▸ What is being asked:
Examine each line of the data, and copy the ones containing "fullname".

▸ Website and app data records:
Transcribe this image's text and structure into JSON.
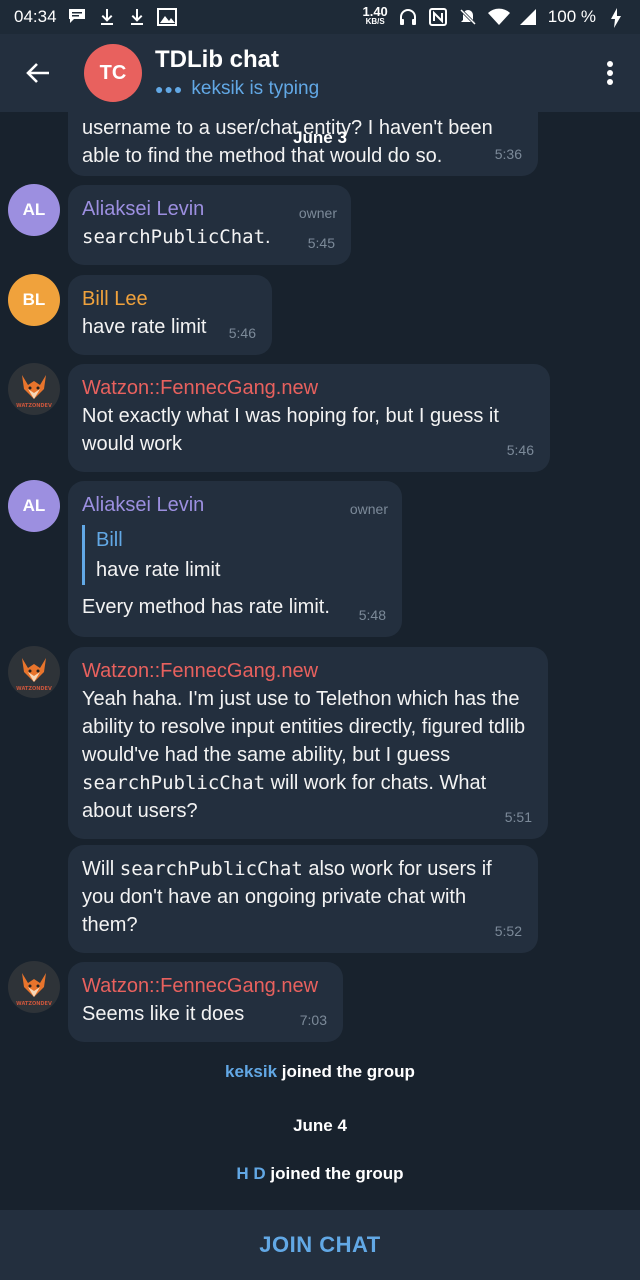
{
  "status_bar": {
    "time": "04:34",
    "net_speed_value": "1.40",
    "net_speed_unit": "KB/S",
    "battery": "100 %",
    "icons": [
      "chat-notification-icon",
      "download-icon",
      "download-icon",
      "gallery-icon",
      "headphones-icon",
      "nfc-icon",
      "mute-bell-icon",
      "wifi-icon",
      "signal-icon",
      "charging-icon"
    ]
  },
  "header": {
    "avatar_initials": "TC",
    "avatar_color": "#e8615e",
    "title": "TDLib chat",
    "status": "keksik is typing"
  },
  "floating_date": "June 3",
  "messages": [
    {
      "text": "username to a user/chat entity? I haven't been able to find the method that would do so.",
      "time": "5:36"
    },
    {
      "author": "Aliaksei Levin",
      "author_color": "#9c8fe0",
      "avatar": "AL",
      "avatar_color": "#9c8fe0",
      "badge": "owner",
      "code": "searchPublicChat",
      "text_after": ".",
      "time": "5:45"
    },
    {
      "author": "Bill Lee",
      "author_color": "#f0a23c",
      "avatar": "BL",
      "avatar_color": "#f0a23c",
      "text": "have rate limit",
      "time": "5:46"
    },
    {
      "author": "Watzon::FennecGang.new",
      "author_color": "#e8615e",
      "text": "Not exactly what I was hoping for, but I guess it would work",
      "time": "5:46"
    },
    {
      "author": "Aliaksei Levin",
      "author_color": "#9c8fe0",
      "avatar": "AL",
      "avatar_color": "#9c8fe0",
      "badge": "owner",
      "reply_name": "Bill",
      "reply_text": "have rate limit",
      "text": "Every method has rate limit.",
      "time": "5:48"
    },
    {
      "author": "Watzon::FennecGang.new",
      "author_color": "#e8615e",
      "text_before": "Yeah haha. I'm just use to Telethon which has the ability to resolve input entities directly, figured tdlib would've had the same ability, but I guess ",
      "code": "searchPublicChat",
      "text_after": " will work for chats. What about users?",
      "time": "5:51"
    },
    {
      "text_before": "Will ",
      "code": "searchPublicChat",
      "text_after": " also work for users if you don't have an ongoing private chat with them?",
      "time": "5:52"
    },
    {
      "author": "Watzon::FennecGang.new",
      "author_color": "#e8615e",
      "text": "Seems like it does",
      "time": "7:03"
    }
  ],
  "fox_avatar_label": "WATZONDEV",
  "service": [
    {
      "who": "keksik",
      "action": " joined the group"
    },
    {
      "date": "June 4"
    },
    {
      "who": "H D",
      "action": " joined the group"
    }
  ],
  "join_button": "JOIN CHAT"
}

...

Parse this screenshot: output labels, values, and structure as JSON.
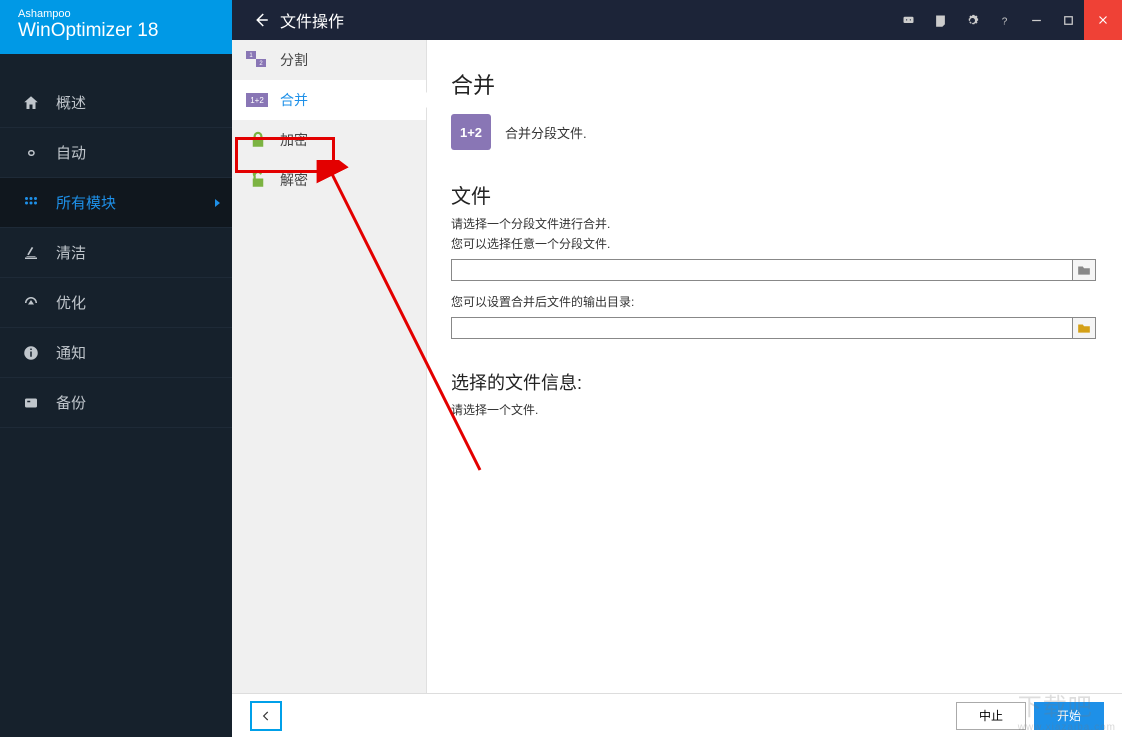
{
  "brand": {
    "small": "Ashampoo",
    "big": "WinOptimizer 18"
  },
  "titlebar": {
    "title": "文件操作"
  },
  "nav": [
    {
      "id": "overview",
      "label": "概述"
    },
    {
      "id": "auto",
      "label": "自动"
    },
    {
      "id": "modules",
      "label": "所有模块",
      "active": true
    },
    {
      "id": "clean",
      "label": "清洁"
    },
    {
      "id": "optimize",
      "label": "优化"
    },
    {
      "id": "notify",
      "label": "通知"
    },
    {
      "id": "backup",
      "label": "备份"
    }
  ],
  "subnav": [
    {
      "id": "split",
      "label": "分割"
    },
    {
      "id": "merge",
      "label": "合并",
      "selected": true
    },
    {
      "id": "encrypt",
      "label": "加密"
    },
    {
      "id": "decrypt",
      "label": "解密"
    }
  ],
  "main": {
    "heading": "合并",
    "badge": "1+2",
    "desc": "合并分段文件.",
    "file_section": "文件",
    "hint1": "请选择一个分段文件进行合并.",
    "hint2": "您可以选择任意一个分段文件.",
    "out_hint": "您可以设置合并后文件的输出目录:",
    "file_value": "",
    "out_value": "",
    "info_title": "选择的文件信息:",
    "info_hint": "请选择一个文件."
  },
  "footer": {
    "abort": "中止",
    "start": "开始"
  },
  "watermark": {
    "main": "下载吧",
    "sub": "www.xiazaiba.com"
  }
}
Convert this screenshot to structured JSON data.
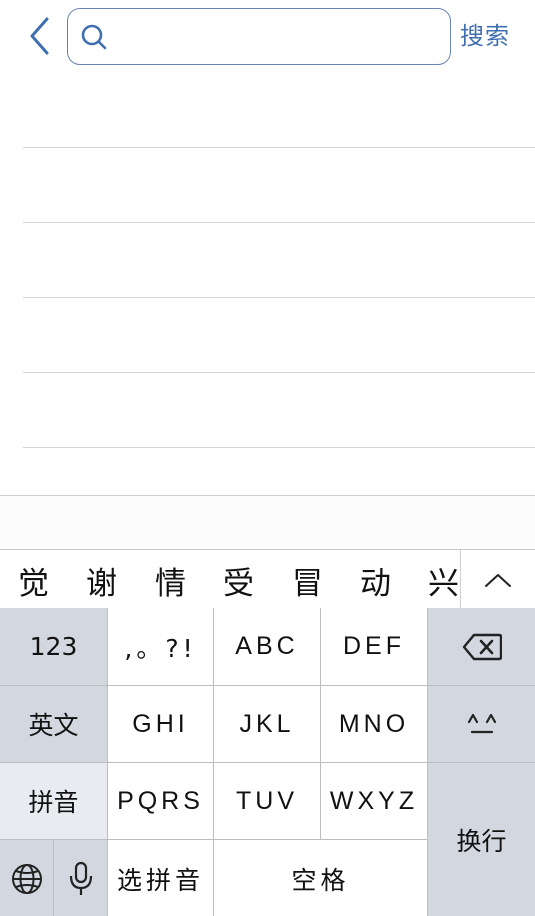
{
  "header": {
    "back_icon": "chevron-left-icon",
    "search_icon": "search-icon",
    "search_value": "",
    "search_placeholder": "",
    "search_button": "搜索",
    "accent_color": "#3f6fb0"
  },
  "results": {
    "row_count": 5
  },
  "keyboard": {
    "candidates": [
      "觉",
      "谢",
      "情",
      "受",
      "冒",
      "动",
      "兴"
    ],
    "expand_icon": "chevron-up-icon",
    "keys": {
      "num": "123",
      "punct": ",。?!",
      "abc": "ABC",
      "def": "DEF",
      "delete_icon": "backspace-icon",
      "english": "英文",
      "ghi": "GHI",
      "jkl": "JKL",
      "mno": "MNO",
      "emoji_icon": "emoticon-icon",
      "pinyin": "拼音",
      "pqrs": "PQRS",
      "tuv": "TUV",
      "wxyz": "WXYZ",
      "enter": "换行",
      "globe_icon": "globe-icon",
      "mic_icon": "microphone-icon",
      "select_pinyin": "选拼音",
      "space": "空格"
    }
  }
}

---

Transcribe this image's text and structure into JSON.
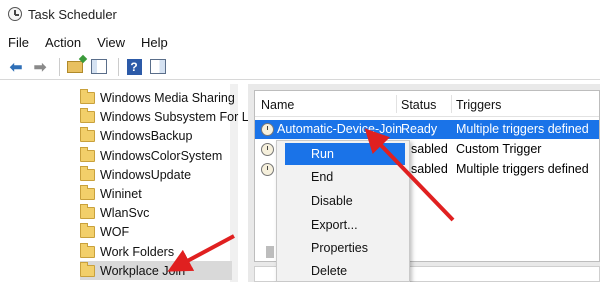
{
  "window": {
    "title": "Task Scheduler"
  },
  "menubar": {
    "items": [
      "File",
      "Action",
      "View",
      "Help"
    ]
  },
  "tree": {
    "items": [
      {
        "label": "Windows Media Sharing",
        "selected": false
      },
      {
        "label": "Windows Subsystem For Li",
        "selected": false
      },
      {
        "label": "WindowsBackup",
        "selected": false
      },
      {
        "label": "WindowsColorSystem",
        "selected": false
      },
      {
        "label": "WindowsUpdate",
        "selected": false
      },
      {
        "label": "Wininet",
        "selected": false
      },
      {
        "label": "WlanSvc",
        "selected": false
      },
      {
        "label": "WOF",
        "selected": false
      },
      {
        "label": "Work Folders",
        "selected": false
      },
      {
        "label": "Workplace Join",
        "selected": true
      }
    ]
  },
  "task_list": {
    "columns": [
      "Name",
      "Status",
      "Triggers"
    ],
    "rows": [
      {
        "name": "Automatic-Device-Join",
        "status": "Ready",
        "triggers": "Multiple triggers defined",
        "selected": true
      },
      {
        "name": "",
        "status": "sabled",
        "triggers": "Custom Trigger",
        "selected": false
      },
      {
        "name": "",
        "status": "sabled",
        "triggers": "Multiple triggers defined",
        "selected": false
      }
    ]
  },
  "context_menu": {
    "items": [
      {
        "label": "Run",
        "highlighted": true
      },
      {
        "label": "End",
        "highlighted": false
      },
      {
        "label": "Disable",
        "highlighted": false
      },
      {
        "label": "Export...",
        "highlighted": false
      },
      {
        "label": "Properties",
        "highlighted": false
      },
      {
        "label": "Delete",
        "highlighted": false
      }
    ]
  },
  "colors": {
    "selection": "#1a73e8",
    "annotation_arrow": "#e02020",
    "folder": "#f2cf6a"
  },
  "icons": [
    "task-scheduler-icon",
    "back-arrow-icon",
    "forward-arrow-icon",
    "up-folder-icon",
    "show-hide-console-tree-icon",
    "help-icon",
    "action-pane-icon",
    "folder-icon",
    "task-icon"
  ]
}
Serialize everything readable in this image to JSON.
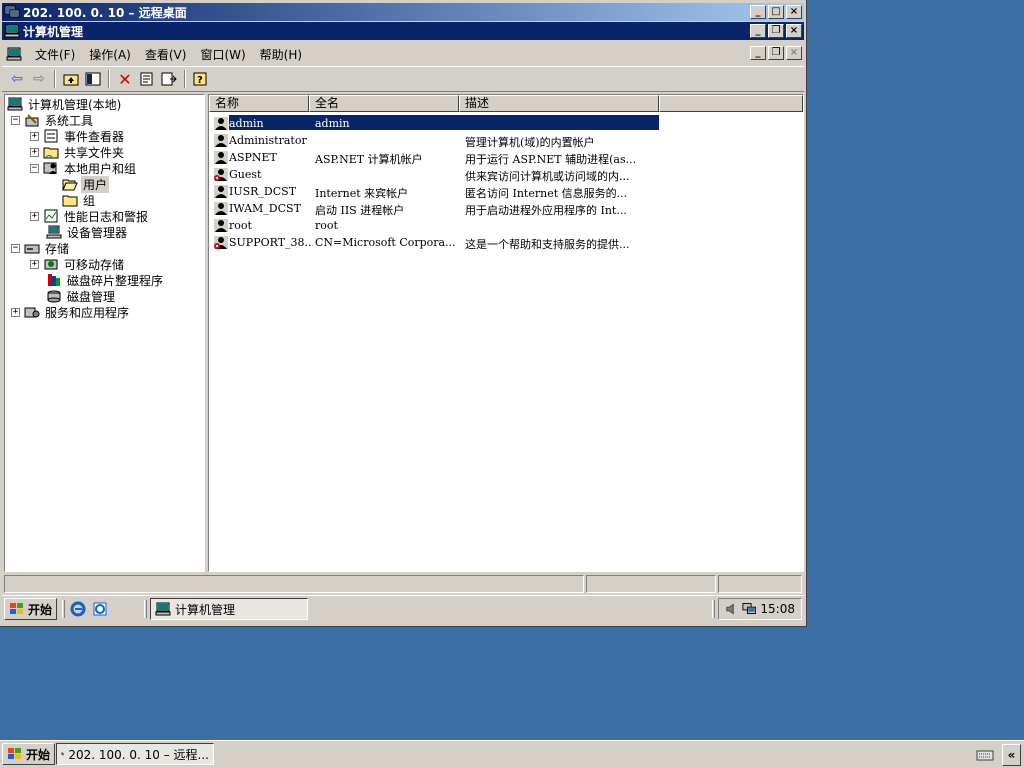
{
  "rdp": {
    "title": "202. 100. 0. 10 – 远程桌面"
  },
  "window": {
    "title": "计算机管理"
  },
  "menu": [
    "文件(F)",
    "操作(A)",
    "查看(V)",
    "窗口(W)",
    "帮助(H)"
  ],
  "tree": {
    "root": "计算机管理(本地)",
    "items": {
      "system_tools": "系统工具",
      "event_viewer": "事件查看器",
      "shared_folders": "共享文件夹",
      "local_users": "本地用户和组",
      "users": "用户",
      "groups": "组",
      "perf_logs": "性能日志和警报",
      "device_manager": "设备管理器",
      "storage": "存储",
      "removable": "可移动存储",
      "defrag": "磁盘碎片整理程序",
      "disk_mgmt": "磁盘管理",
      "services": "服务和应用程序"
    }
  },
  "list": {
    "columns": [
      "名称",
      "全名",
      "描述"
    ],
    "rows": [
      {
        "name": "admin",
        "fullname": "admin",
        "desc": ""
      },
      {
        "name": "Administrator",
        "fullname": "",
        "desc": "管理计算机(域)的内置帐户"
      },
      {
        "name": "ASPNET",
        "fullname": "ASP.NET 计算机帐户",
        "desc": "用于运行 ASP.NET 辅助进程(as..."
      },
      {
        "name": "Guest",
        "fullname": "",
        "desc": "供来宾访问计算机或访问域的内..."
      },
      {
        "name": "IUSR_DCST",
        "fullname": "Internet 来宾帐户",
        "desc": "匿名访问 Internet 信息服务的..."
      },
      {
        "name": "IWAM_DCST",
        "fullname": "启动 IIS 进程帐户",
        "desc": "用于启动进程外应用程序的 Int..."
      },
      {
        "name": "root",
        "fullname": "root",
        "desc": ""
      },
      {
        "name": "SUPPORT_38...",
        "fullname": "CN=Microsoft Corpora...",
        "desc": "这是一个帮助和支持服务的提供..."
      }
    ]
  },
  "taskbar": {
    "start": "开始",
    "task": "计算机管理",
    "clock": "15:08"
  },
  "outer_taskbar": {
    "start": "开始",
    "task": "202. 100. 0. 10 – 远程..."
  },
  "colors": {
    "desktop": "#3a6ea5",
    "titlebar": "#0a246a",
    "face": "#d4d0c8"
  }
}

▸ Answer section:
        "fullname": "admin",
        "fullname": "",
        "fullname": "ASP.NET 计算机帐户",
        "fullname": "",
        "fullname": "Internet 来宾帐户",
        "fullname": "启动 IIS 进程帐户",
        "fullname": "root",
        "fullname": "CN=Microsoft Corpora...",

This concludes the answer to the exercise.